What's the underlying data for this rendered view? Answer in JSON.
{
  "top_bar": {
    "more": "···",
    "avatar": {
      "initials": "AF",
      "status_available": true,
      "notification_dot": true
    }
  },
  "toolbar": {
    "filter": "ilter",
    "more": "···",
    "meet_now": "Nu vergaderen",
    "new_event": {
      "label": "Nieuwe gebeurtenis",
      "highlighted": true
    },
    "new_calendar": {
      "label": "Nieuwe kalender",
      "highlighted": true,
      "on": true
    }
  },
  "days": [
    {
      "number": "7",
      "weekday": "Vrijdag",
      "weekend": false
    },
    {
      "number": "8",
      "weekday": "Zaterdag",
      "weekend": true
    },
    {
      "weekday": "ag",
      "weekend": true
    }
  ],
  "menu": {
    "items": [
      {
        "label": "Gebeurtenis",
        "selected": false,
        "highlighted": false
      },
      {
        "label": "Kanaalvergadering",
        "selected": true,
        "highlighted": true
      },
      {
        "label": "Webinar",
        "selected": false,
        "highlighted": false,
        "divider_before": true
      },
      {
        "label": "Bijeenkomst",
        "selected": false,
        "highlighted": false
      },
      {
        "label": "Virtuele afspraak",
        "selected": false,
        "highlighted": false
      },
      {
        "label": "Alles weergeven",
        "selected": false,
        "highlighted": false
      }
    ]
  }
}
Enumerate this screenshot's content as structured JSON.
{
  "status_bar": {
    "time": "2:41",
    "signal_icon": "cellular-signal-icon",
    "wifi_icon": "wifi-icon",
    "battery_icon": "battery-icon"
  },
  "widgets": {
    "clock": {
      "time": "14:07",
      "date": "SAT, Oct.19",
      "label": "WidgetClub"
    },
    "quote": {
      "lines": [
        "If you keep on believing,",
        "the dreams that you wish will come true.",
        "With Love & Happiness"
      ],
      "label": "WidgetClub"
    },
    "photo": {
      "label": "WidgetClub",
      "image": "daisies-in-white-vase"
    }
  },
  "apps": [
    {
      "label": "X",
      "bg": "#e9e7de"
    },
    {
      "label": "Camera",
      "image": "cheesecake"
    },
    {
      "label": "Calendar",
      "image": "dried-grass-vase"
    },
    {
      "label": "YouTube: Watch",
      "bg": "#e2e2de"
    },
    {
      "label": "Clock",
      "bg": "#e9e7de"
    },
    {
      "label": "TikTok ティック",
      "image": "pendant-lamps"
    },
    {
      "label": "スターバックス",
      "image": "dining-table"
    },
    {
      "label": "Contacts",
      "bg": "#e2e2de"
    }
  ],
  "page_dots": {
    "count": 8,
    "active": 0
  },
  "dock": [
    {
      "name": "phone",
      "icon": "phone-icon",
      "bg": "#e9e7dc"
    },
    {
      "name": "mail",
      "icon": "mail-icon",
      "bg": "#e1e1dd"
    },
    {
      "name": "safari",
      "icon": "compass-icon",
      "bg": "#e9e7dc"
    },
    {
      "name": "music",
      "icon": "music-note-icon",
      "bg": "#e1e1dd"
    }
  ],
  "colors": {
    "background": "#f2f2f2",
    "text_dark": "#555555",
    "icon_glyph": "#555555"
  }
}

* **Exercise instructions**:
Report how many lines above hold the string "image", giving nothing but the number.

* **Task output**:
5